Israeli government ministries have on average met 72 percent of their 2016 main annual targets, a new report that measures outcomes against goals shows.
The report, published by the Prime Minister’s Office, is the first ever issued by the government that measures performance against preset annual targets. It includes 258 indicators measured against the aims.
The document reveals, for example, that the Finance Ministry has exceeded its goals for lowering the budget deficit and increasing revenues, and has also exceeded its goal of increasing profits at government-owned companies.
Israel’s planning administration, as another example, has exceeded its target of increasing housing units in 2016. Building starts, however, even if they increased over 2015, did not match the set target for 2016, according to the report.
The Health Ministry, the report said, met its target of improving the consumer hospitalization experience. It has, however, fallen short of its aim to cut the waiting time for MRI Magnetic Resonance Imaging (MRI) appointments for patients to 14 days. In practice, waiting time dropped to 20 days in 2016 from 53 days in 2015.
The Education Ministry registered an improvement in both the number of students eligible for high school diplomas and the number of diploma holders who were about to enter graduate studies. But because the ministry did not set targets for 2016, it was possible to measure the increase over 2015, but not against a goal.
According to the report, the Ministry of Social Affairs and Social Services exceeded its target of raising the welfare levels of families in its care, and also in lowering the number of children at risk that are included in its programs.
“This is all about accountability” and is part of a change the Israeli government is undertaking, Eli Groner, the director general of the Prime Minister’s Office, said at a briefing with journalists on Wednesday, ahead of publication of the Main Indicators Report 2016 on Thursday.
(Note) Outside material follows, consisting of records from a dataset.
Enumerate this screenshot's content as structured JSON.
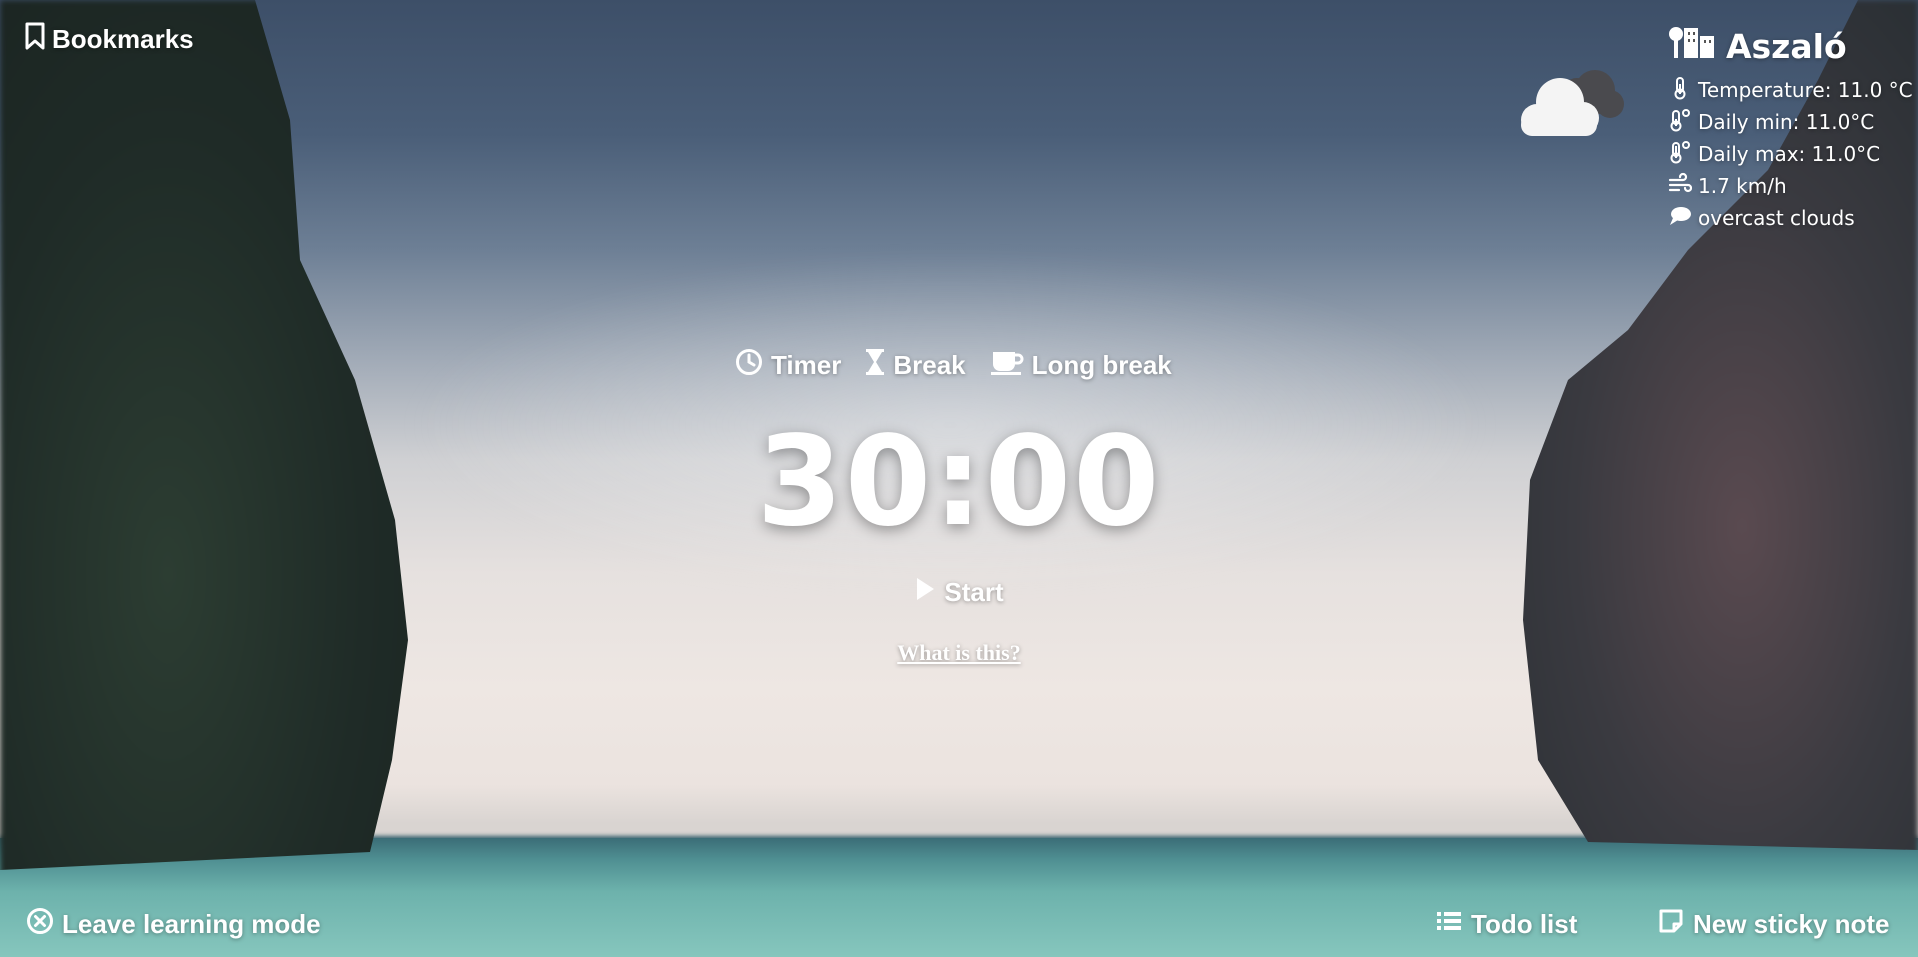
{
  "bookmarks": {
    "label": "Bookmarks",
    "icon": "bookmark-icon"
  },
  "weather": {
    "city": "Aszaló",
    "condition_icon": "overcast-cloud-icon",
    "temperature": "Temperature: 11.0 °C",
    "daily_min": "Daily min: 11.0°C",
    "daily_max": "Daily max: 11.0°C",
    "wind": "1.7 km/h",
    "description": "overcast clouds"
  },
  "timer": {
    "modes": [
      {
        "label": "Timer",
        "icon": "clock-icon"
      },
      {
        "label": "Break",
        "icon": "hourglass-icon"
      },
      {
        "label": "Long break",
        "icon": "coffee-cup-icon"
      }
    ],
    "display": "30:00",
    "start_label": "Start",
    "help_link": "What is this?"
  },
  "footer": {
    "leave_label": "Leave learning mode",
    "todo_label": "Todo list",
    "sticky_label": "New sticky note"
  },
  "colors": {
    "text": "#ffffff",
    "sky_top": "#3d4f68",
    "sea": "#6db2ac"
  }
}
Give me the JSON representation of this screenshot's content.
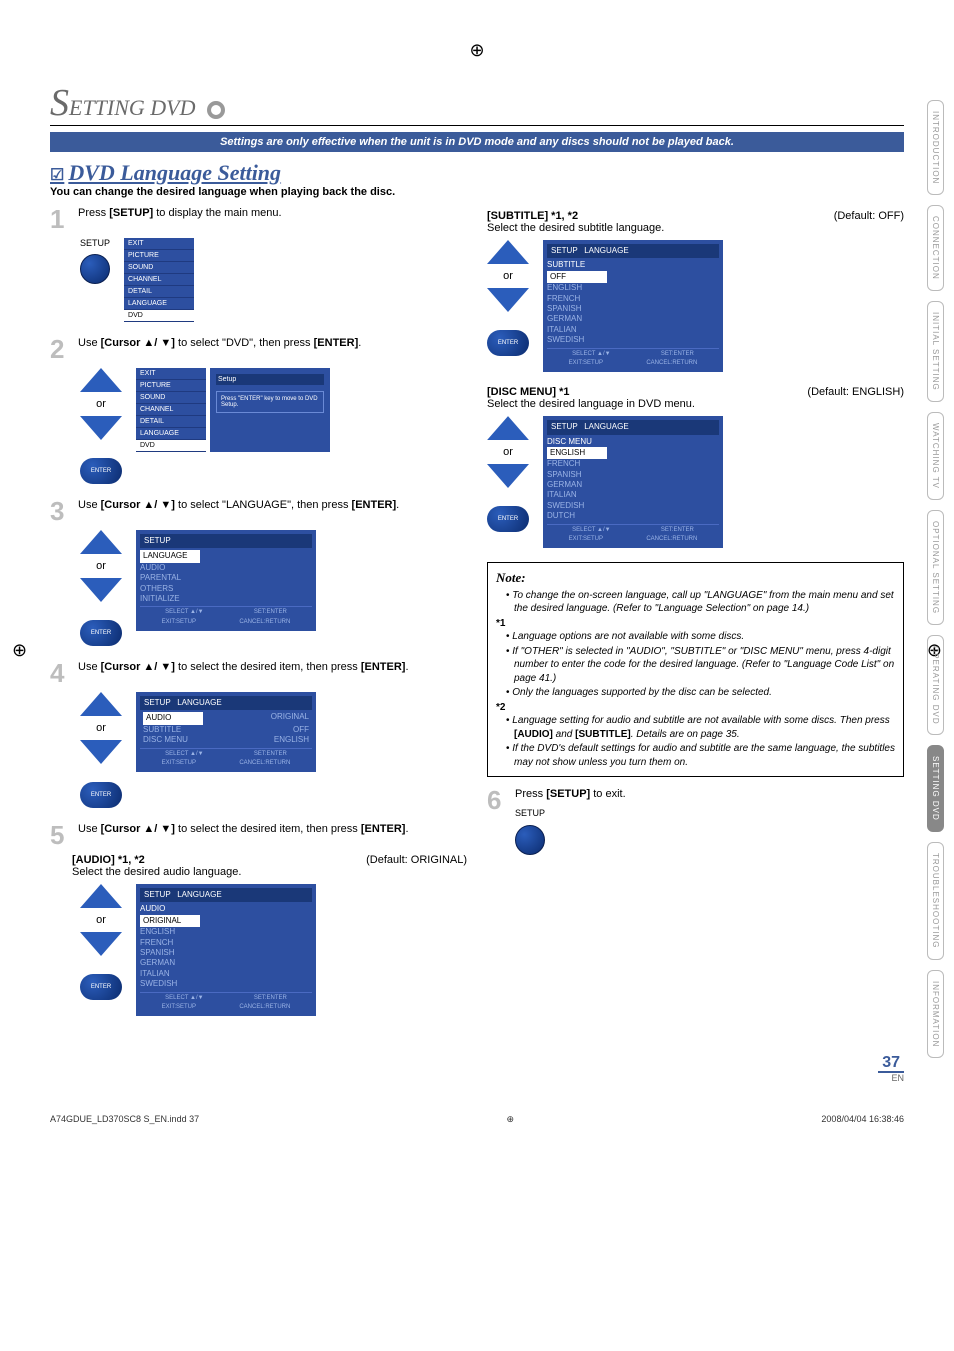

“The process of getting ministries to agree to this new kind of transparency wasn’t easy,” Groner admitted, but added the document will be a source of transparency for the public and help instill a new culture of accountability — similar to that implemented by some OECD countries — into Israeli ministries.
“The work of the government is improving, its management is improving and we have made everything quantifiable,” Groner said.
Last year was the first year government ministries issued their targets, and new goals have already been set for 2017-2018.
The Foreign Ministry, Defense Ministry and Prime Minister’s Office are not included in the report, but Groner said that the PMO will be included in next year’s report and has already set out its targets for 2017-2018, among which a key aim is to lower the levels of regulation in the economy.
“We cannot implement all our targets in one go,” Prime Minister Benjamin Netanyahu said in an emailed statement ahead of publication of the report. “But we are not desisting from our aim.”
There are also discussions underway with the Defense Ministry to set out targets for its civilian operations.
“It is a good thing the government sets goals and good that it looks back at the ability to achieve these goals,” said Omer Moav, a professor of economics with IDC Herzliya. “But if the government is the one that sets the goals, maybe it is setting goals that are the easiest to achieve. Also, the government is giving itself a mark here. What is the objective measure in this whole process?”